Entries provided:
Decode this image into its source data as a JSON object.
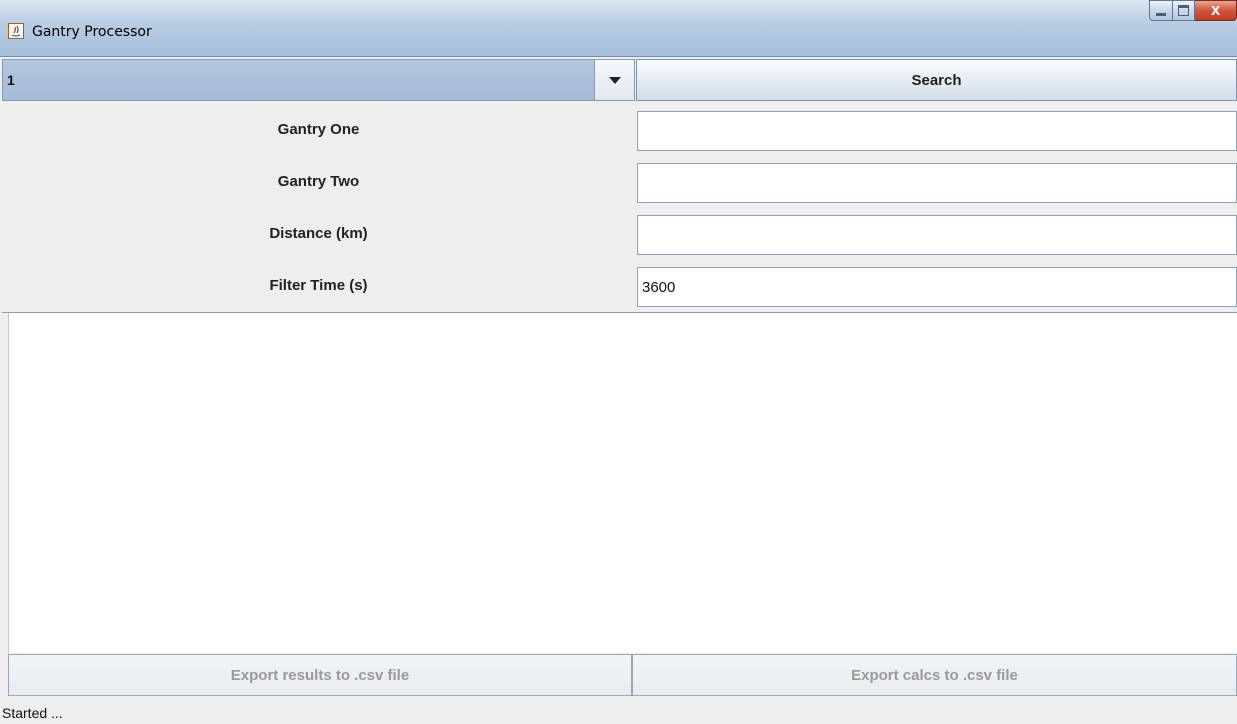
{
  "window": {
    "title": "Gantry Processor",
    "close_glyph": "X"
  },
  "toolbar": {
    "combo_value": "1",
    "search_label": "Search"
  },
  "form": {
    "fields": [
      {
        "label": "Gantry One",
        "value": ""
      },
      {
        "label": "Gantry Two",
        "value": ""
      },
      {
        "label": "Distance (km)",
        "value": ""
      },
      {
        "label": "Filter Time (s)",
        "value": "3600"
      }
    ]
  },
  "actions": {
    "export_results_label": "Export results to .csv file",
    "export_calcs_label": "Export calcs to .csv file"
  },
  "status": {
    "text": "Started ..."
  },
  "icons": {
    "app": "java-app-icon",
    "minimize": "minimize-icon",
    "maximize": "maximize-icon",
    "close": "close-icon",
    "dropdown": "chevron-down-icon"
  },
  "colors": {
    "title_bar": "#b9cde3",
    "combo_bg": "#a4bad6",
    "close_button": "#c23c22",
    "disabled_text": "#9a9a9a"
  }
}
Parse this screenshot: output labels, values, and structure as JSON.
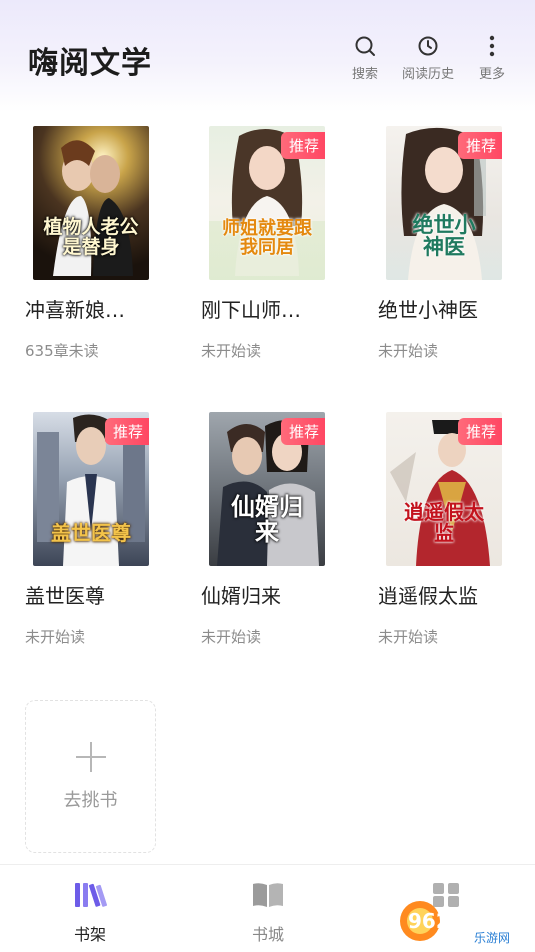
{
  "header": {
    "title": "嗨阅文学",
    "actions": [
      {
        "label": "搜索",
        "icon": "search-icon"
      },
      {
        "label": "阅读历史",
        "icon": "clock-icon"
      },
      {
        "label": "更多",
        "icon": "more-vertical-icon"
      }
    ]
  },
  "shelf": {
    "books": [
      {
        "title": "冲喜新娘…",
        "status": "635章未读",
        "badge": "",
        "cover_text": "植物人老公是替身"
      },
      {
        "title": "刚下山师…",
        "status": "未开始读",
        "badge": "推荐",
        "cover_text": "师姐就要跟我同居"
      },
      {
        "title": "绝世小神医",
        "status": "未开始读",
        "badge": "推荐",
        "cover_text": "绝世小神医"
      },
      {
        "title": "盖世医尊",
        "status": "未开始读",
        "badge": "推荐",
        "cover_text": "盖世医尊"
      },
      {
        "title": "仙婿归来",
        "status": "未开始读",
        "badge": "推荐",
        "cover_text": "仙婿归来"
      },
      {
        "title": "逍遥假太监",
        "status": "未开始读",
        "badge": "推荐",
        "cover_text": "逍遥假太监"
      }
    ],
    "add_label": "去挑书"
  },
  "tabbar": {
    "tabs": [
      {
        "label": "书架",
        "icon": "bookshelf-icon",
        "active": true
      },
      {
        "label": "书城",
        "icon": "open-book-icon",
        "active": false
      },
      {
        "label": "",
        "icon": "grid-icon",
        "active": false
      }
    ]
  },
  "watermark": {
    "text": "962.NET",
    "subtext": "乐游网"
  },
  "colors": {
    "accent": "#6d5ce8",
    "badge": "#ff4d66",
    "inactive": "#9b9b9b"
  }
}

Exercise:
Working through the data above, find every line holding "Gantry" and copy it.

Result of the task:
    "title": "Gantry Processor",
        "label": "Gantry One",
        "label": "Gantry Two",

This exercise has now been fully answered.